It just failed to execute against a darn good perimeter defense. And in reality, there’s not much pointing to this execution improving enough to overcome what we saw Thursday night.
If the Warriors are able to handle business at home in Game 2 on Sunday, that will put the Cavaliers in position to have to win four of the next five to take the series.
This means likely sweeping Golden State in Cleveland. If not, the series could very well be decided in five games or less. Adjustments are needed, and the Cavaliers only have two days to do so.
4. Cavaliers did well on defense against the Splash Brothers
One area Cleveland excelled in was its strategy against the Association’s top backcourt. Sure, Curry and Thompson missed open shots. That’s unlikely to happen a whole heck of a lot moving forward.
Though, the strategy in defending them was sound. James pretty much followed Curry all around the court, playing great defense in the process. The likes of Shumpert and Dellavedova were also tasked with guarding him. These represent Cleveland’s three-best perimeter defenders.
Multiple times throughout Game 1, James called off defensive switches that would have put a big up against Curry, instead deciding to take on the two-time reigning MVP one-on-one. For the most part, he succeeded big time there.
It might not be a sustainable strategy moving forward, especially when taking into account just how winded James looked late in Game 1. Though, it’s something the Cavaliers might have to continue doing in order to avoid another lopsided defeat on Sunday night.
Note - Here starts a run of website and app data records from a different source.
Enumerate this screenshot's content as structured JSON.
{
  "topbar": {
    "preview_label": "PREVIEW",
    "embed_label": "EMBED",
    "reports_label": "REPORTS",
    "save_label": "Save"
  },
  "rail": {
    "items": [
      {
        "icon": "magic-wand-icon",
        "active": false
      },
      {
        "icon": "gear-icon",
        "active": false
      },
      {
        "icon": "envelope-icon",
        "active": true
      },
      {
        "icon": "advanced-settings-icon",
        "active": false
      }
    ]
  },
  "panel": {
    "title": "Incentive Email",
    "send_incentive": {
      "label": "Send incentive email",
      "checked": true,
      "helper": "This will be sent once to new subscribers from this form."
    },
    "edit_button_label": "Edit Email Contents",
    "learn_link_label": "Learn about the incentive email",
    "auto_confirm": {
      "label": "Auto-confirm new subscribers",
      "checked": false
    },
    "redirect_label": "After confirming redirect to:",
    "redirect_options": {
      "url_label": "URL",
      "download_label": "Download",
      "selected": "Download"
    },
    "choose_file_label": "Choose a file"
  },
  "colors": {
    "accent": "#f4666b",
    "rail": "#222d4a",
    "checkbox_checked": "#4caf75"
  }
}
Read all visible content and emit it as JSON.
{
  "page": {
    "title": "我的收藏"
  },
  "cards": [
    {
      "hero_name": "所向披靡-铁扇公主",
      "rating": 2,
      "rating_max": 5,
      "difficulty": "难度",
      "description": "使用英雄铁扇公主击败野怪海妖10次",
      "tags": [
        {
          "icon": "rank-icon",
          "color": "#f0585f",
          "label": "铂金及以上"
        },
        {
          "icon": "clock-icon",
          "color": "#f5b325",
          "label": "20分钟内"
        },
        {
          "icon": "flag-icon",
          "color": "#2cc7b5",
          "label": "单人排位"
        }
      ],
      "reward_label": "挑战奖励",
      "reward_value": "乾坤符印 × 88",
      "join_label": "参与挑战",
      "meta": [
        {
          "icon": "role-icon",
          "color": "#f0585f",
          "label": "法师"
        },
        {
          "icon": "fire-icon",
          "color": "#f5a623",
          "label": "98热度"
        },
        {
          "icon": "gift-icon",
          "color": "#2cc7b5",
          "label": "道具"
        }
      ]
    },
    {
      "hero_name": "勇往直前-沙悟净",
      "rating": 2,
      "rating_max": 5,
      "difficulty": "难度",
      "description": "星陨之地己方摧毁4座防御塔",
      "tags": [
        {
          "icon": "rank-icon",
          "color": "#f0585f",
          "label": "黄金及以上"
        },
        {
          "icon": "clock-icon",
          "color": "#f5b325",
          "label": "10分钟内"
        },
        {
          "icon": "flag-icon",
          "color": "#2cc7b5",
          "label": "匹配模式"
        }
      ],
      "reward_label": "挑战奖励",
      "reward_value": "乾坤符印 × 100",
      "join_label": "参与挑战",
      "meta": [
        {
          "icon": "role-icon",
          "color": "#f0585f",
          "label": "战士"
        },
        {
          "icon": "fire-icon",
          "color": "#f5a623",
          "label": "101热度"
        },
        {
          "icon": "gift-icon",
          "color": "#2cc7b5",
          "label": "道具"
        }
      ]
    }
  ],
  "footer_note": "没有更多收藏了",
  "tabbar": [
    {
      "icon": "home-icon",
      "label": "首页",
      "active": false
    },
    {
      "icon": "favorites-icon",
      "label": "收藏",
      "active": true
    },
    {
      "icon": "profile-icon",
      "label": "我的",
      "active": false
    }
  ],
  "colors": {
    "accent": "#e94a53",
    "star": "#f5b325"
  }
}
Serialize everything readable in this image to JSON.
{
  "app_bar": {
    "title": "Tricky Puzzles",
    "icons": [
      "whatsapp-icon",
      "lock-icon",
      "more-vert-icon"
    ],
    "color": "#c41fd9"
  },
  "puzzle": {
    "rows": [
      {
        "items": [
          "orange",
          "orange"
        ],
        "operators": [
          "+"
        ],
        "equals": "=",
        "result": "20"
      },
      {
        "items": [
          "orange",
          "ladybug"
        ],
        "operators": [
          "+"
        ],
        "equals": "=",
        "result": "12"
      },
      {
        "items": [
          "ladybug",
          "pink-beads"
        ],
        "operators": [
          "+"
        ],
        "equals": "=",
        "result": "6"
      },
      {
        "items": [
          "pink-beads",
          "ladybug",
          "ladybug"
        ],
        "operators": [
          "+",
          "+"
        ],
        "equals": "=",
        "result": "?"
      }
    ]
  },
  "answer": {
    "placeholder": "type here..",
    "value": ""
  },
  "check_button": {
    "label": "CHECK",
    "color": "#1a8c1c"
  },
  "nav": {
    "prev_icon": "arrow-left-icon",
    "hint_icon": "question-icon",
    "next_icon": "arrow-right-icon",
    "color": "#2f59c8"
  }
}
5. It’s more than just one game
Technically, it is just one game. But there’s a lot more to look at here than the 1-0 series lead Golden State takes into Sunday night.
The Warriors have now won six consecutive games against Cleveland dating back to last year’s NBA Finals. In those six games, the defending champs are outscoring James and Co. by an average of 16.2 points per.
More than the talent disadvantage Cleveland might be facing here, there’s definitely a mental disadvantage. Is this recent string of bad performances against the Warriors getting into the heads of the Cavaliers players?
For his part, James looked a bit downtrodden during the second half of Thursday’s game. As Cleveland’s emotional leader, he can’t let this happen.
Statistically speaking, there’s a lot working against Cleveland here. Including Thursday’s outing, Livingston is shooting 18-of-21 from the field while averaging 13.3 points per game in three outings against the Cavaliers this season.
After putting up 12 points, seven boards and six assists in Game 1, Iguodala is averaging 18.3 points while accumulating a plus-minus of 66 in his last four Finals games against Cleveland.
These are two role players that have found a way to step up when the Warriors have needed it the most. Based on their recent success against Cleveland, it’s hard to imagine this changing as the series moves forward.
Cleveland needs to win one game, and do so in a hurry. If that fails to happen, the team is going to continue finding itself at a major disadvantage from a mental standpoint. That’s nowhere near a recipe for success against Golden State.